Total the lines of the listing below that hold the word "paper". Output nothing except that number.
□ □ □ □
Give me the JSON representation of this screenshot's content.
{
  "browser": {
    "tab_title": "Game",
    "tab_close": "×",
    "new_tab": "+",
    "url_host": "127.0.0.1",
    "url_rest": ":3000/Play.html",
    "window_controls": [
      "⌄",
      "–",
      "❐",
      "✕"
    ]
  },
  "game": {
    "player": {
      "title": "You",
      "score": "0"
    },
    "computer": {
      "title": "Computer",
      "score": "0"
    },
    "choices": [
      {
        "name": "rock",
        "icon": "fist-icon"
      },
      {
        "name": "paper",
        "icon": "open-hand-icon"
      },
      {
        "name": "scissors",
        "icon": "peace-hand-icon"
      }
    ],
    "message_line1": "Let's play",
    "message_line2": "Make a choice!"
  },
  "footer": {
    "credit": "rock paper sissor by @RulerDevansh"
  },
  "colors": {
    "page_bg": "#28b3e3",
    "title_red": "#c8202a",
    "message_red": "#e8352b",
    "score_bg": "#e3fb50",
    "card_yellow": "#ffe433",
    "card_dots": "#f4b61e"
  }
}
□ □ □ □
## Completed task
2